The video shows the black plume of the oil and a white plume which industry experts said was natural gas escaping into the water.
BP said the video was released only today because the it had not received a request for the video until Monday.
equests for the video to the White House and the Coast Guard had been referred to BP, because as a Coast Guard officials told reporters today, “the video is BP’s.”
White House and Coast Guard officials rejected suggestions that they had ceded too much control of the oil spill to BP. “In this case, the Coast Guard encouraged BP to make (the) video responsive to requests available to the press and today they did,” the Coast Guard said in a statement.
Up to this point, outside specialists like Ian MacDonald, a Florida State University oceanography professor who specializes in tracking oil seeps in the ocean, have been forced to base their projections on satellite images of the oil slick. The accuracy of such estimates has been challenged because chemical dispersants, sunlight and the powerful Gulf tides are believed to have made large swaths of the oil difficult to detect. MacDonald, for one, believes as much as five times more oil than is currently estimated could be in the Gulf.
As the disaster now marks 24 days since the Deepwater Horizon caught fire on April 20th and sank, BP continues to work with its “top hat” dome dropped into the bottom of the ocean to attempt to stem the leak.
Meanwhile, oil continues to spew at an estimated 5,000 barrels a day into the ocean about 40 miles south of the Louisiana coast. Clean-up costs have reached $450 million, from the $350 million it estimated on Monday.
Reports continue of tar balls washing up on Louisiana beaches, as states marshal their clean-up forces.

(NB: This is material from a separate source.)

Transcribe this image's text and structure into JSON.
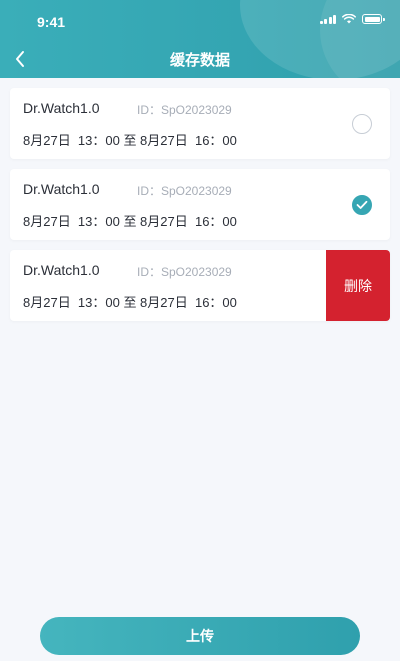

BP continues to use oil booms and dispersants to fight the spill, including a technique of skimming oil from the top of the ocean.